DATA EXTRACT —
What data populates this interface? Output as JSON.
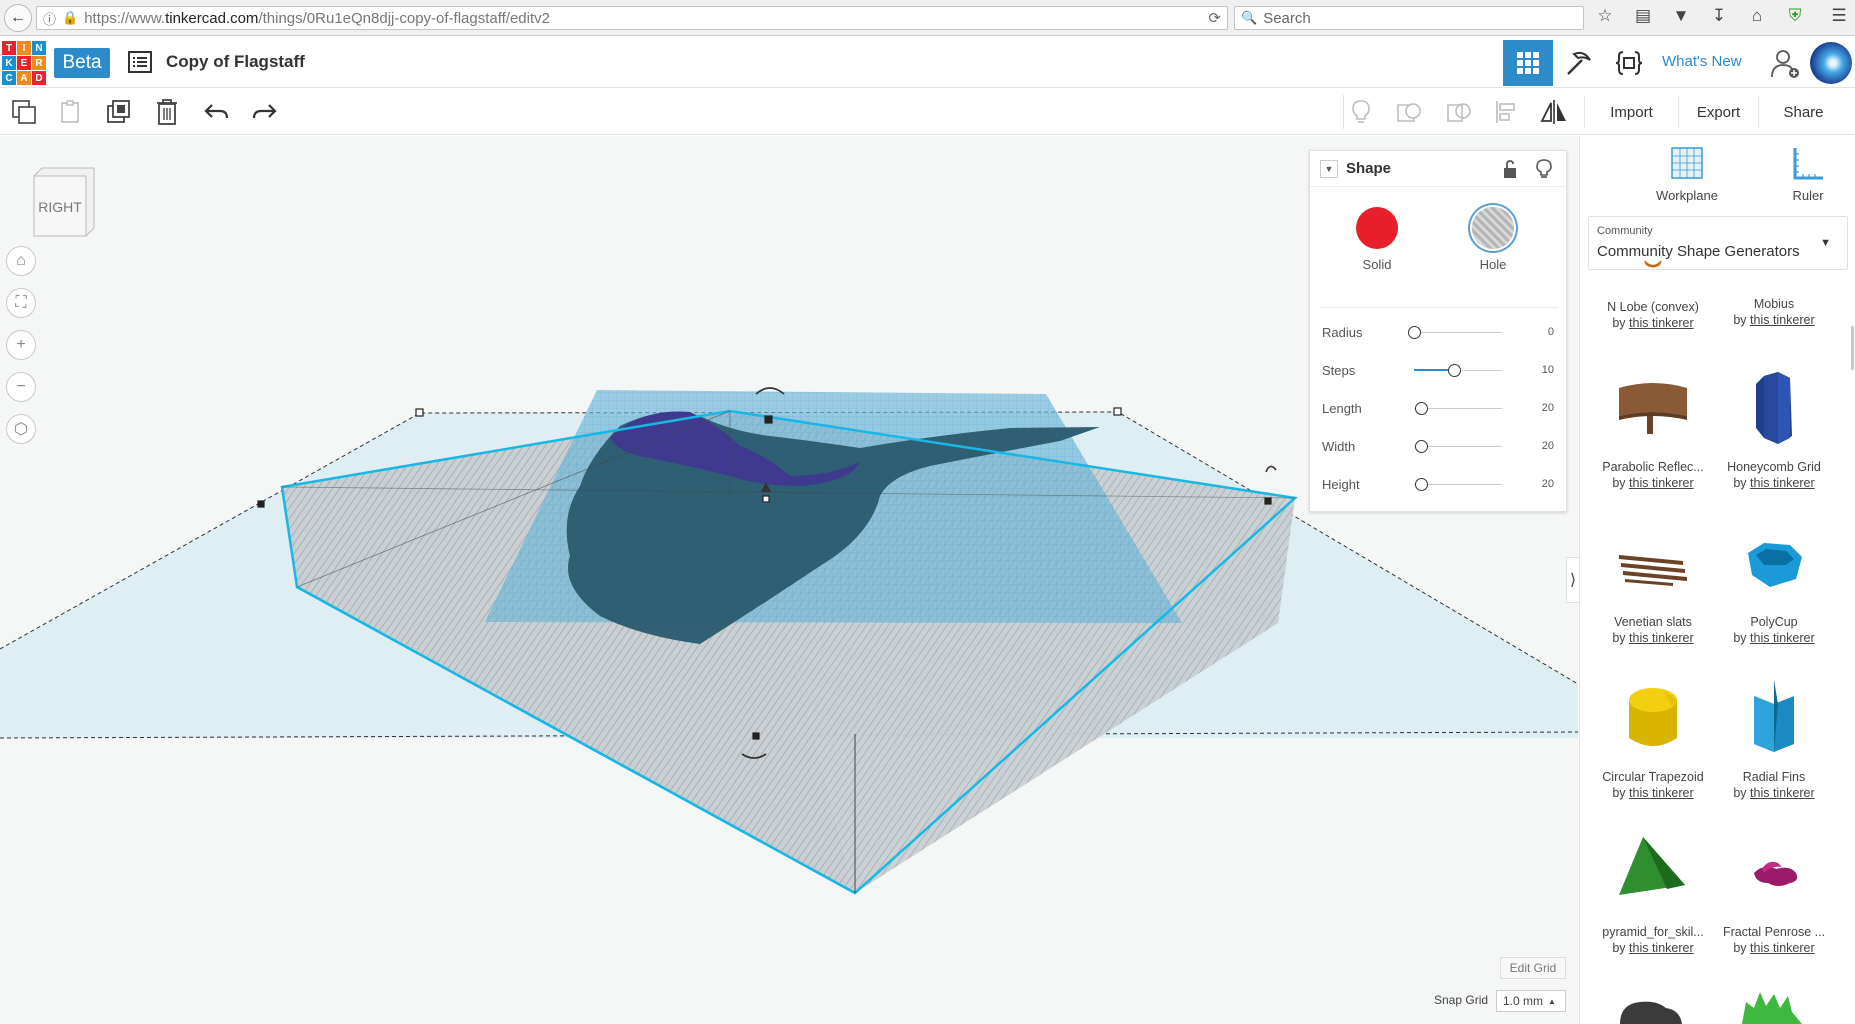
{
  "browser": {
    "url_prefix": "https://www.",
    "url_domain": "tinkercad.com",
    "url_path": "/things/0Ru1eQn8djj-copy-of-flagstaff/editv2",
    "search_placeholder": "Search"
  },
  "header": {
    "logo_letters": [
      "T",
      "I",
      "N",
      "K",
      "E",
      "R",
      "C",
      "A",
      "D"
    ],
    "beta_label": "Beta",
    "design_title": "Copy of Flagstaff",
    "whats_new": "What's New"
  },
  "toolbar": {
    "import_label": "Import",
    "export_label": "Export",
    "share_label": "Share"
  },
  "viewport": {
    "view_cube_label": "RIGHT",
    "edit_grid_label": "Edit Grid",
    "snap_grid_label": "Snap Grid",
    "snap_grid_value": "1.0 mm"
  },
  "shape_panel": {
    "title": "Shape",
    "solid_label": "Solid",
    "hole_label": "Hole",
    "solid_color": "#e8202c",
    "selected": "Hole",
    "params": [
      {
        "label": "Radius",
        "value": "0",
        "fraction": 0.0
      },
      {
        "label": "Steps",
        "value": "10",
        "fraction": 0.4
      },
      {
        "label": "Length",
        "value": "20",
        "fraction": 0.07
      },
      {
        "label": "Width",
        "value": "20",
        "fraction": 0.07
      },
      {
        "label": "Height",
        "value": "20",
        "fraction": 0.07
      }
    ]
  },
  "sidebar": {
    "workplane_label": "Workplane",
    "ruler_label": "Ruler",
    "library_small": "Community",
    "library_name": "Community Shape Generators",
    "by_prefix": "by",
    "author": "this tinkerer",
    "shapes": [
      {
        "name": "N Lobe (convex)",
        "icon": "n-lobe-thumb"
      },
      {
        "name": "Mobius",
        "icon": "mobius-thumb"
      },
      {
        "name": "Parabolic Reflec...",
        "icon": "parabolic-reflector-thumb"
      },
      {
        "name": "Honeycomb Grid",
        "icon": "honeycomb-grid-thumb"
      },
      {
        "name": "Venetian slats",
        "icon": "venetian-slats-thumb"
      },
      {
        "name": "PolyCup",
        "icon": "polycup-thumb"
      },
      {
        "name": "Circular Trapezoid",
        "icon": "circular-trapezoid-thumb"
      },
      {
        "name": "Radial Fins",
        "icon": "radial-fins-thumb"
      },
      {
        "name": "pyramid_for_skil...",
        "icon": "pyramid-thumb"
      },
      {
        "name": "Fractal Penrose ...",
        "icon": "fractal-penrose-thumb"
      }
    ]
  }
}
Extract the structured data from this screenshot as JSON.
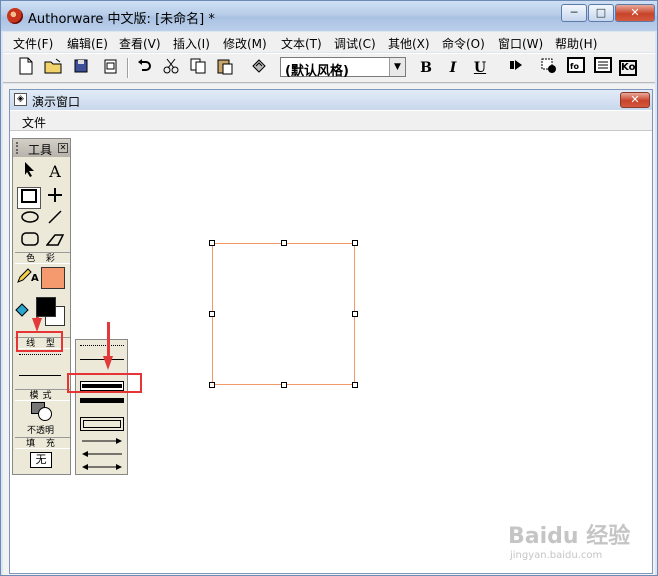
{
  "window": {
    "title": "Authorware 中文版: [未命名] *",
    "minimize_glyph": "─",
    "maximize_glyph": "□",
    "close_glyph": "✕"
  },
  "menubar": {
    "items": [
      "文件(F)",
      "编辑(E)",
      "查看(V)",
      "插入(I)",
      "修改(M)",
      "文本(T)",
      "调试(C)",
      "其他(X)",
      "命令(O)",
      "窗口(W)",
      "帮助(H)"
    ]
  },
  "toolbar": {
    "style_selected": "(默认风格)",
    "bold_label": "B",
    "italic_label": "I",
    "underline_label": "U",
    "fn_label": "fo",
    "ko_label": "Ko"
  },
  "presentation_window": {
    "title": "演示窗口",
    "close_glyph": "✕",
    "menu_file": "文件"
  },
  "tools_palette": {
    "title": "工具",
    "text_tool_label": "A",
    "color_section": "色 彩",
    "pencil_text_label": "A",
    "line_section": "线 型",
    "mode_section": "模式",
    "mode_value": "不透明",
    "fill_section": "填 充",
    "fill_value": "无"
  },
  "colors": {
    "fill_swatch": "#f49a6e",
    "shape_border": "#f29a6a",
    "foreground": "#000000",
    "background": "#ffffff",
    "highlight": "#e53535"
  },
  "watermark": {
    "main": "Baidu 经验",
    "sub": "jingyan.baidu.com"
  }
}
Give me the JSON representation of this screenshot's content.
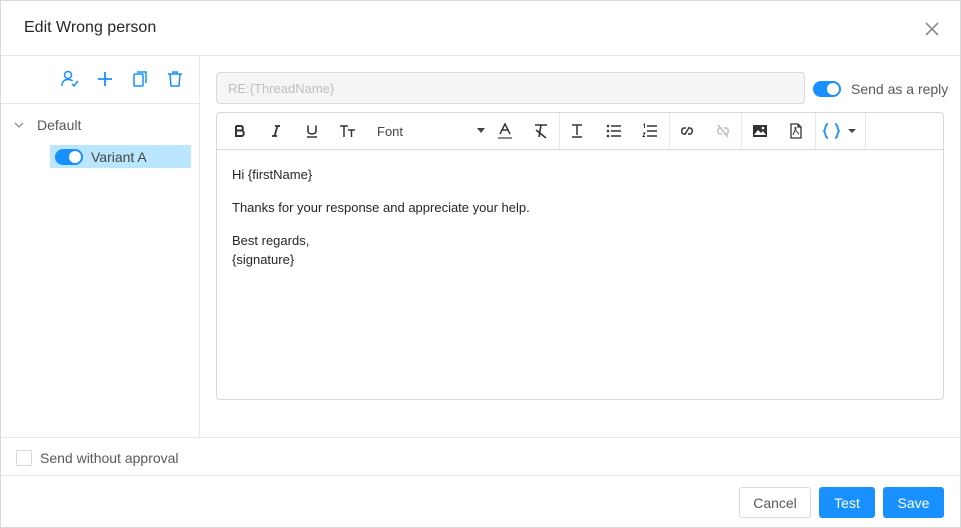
{
  "modal": {
    "title": "Edit Wrong person"
  },
  "sidebar": {
    "tools": [
      "assign-user-icon",
      "plus-icon",
      "copy-icon",
      "trash-icon"
    ],
    "tree": {
      "group_label": "Default",
      "variant_label": "Variant A",
      "variant_enabled": true
    }
  },
  "subject": {
    "value": "RE:{ThreadName}"
  },
  "reply": {
    "label": "Send as a reply",
    "enabled": true
  },
  "toolbar": {
    "font_label": "Font",
    "icons": [
      "bold-icon",
      "italic-icon",
      "underline-icon",
      "font-size-icon",
      "font-color-icon",
      "clear-format-icon",
      "text-height-icon",
      "bullet-list-icon",
      "numbered-list-icon",
      "link-icon",
      "unlink-icon",
      "image-icon",
      "pdf-icon",
      "variables-icon"
    ]
  },
  "body": {
    "greeting": "Hi {firstName}",
    "message": "Thanks for your response and appreciate your help.",
    "closing": "Best regards,",
    "signature": "{signature}"
  },
  "approval": {
    "label": "Send without approval",
    "checked": false
  },
  "buttons": {
    "cancel": "Cancel",
    "test": "Test",
    "save": "Save"
  },
  "colors": {
    "primary": "#1890ff",
    "selected_bg": "#bae7ff",
    "border": "#d9d9d9"
  }
}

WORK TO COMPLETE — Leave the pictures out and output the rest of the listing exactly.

ANSWER BOX —
What data populates this interface? Output as JSON.
{
  "browser": {
    "url_prefix": "https://www.",
    "url_domain": "tinkercad.com",
    "url_path": "/things/0Ru1eQn8djj-copy-of-flagstaff/editv2",
    "search_placeholder": "Search"
  },
  "header": {
    "logo_letters": [
      "T",
      "I",
      "N",
      "K",
      "E",
      "R",
      "C",
      "A",
      "D"
    ],
    "beta_label": "Beta",
    "design_title": "Copy of Flagstaff",
    "whats_new": "What's New"
  },
  "toolbar": {
    "import_label": "Import",
    "export_label": "Export",
    "share_label": "Share"
  },
  "viewport": {
    "view_cube_label": "RIGHT",
    "edit_grid_label": "Edit Grid",
    "snap_grid_label": "Snap Grid",
    "snap_grid_value": "1.0 mm"
  },
  "shape_panel": {
    "title": "Shape",
    "solid_label": "Solid",
    "hole_label": "Hole",
    "solid_color": "#e8202c",
    "selected": "Hole",
    "params": [
      {
        "label": "Radius",
        "value": "0",
        "fraction": 0.0
      },
      {
        "label": "Steps",
        "value": "10",
        "fraction": 0.4
      },
      {
        "label": "Length",
        "value": "20",
        "fraction": 0.07
      },
      {
        "label": "Width",
        "value": "20",
        "fraction": 0.07
      },
      {
        "label": "Height",
        "value": "20",
        "fraction": 0.07
      }
    ]
  },
  "sidebar": {
    "workplane_label": "Workplane",
    "ruler_label": "Ruler",
    "library_small": "Community",
    "library_name": "Community Shape Generators",
    "by_prefix": "by",
    "author": "this tinkerer",
    "shapes": [
      {
        "name": "N Lobe (convex)",
        "icon": "n-lobe-thumb"
      },
      {
        "name": "Mobius",
        "icon": "mobius-thumb"
      },
      {
        "name": "Parabolic Reflec...",
        "icon": "parabolic-reflector-thumb"
      },
      {
        "name": "Honeycomb Grid",
        "icon": "honeycomb-grid-thumb"
      },
      {
        "name": "Venetian slats",
        "icon": "venetian-slats-thumb"
      },
      {
        "name": "PolyCup",
        "icon": "polycup-thumb"
      },
      {
        "name": "Circular Trapezoid",
        "icon": "circular-trapezoid-thumb"
      },
      {
        "name": "Radial Fins",
        "icon": "radial-fins-thumb"
      },
      {
        "name": "pyramid_for_skil...",
        "icon": "pyramid-thumb"
      },
      {
        "name": "Fractal Penrose ...",
        "icon": "fractal-penrose-thumb"
      }
    ]
  }
}
Extract the structured data from this screenshot as JSON.
{
  "window": {
    "title": "Authorware 中文版: [未命名] *",
    "minimize_glyph": "─",
    "maximize_glyph": "□",
    "close_glyph": "✕"
  },
  "menubar": {
    "items": [
      "文件(F)",
      "编辑(E)",
      "查看(V)",
      "插入(I)",
      "修改(M)",
      "文本(T)",
      "调试(C)",
      "其他(X)",
      "命令(O)",
      "窗口(W)",
      "帮助(H)"
    ]
  },
  "toolbar": {
    "style_selected": "(默认风格)",
    "bold_label": "B",
    "italic_label": "I",
    "underline_label": "U",
    "fn_label": "fo",
    "ko_label": "Ko"
  },
  "presentation_window": {
    "title": "演示窗口",
    "close_glyph": "✕",
    "menu_file": "文件"
  },
  "tools_palette": {
    "title": "工具",
    "text_tool_label": "A",
    "color_section": "色 彩",
    "pencil_text_label": "A",
    "line_section": "线 型",
    "mode_section": "模式",
    "mode_value": "不透明",
    "fill_section": "填 充",
    "fill_value": "无"
  },
  "colors": {
    "fill_swatch": "#f49a6e",
    "shape_border": "#f29a6a",
    "foreground": "#000000",
    "background": "#ffffff",
    "highlight": "#e53535"
  },
  "watermark": {
    "main": "Baidu 经验",
    "sub": "jingyan.baidu.com"
  }
}
Give me the JSON representation of this screenshot's content.
{
  "modal": {
    "title": "Edit Wrong person"
  },
  "sidebar": {
    "tools": [
      "assign-user-icon",
      "plus-icon",
      "copy-icon",
      "trash-icon"
    ],
    "tree": {
      "group_label": "Default",
      "variant_label": "Variant A",
      "variant_enabled": true
    }
  },
  "subject": {
    "value": "RE:{ThreadName}"
  },
  "reply": {
    "label": "Send as a reply",
    "enabled": true
  },
  "toolbar": {
    "font_label": "Font",
    "icons": [
      "bold-icon",
      "italic-icon",
      "underline-icon",
      "font-size-icon",
      "font-color-icon",
      "clear-format-icon",
      "text-height-icon",
      "bullet-list-icon",
      "numbered-list-icon",
      "link-icon",
      "unlink-icon",
      "image-icon",
      "pdf-icon",
      "variables-icon"
    ]
  },
  "body": {
    "greeting": "Hi {firstName}",
    "message": "Thanks for your response and appreciate your help.",
    "closing": "Best regards,",
    "signature": "{signature}"
  },
  "approval": {
    "label": "Send without approval",
    "checked": false
  },
  "buttons": {
    "cancel": "Cancel",
    "test": "Test",
    "save": "Save"
  },
  "colors": {
    "primary": "#1890ff",
    "selected_bg": "#bae7ff",
    "border": "#d9d9d9"
  }
}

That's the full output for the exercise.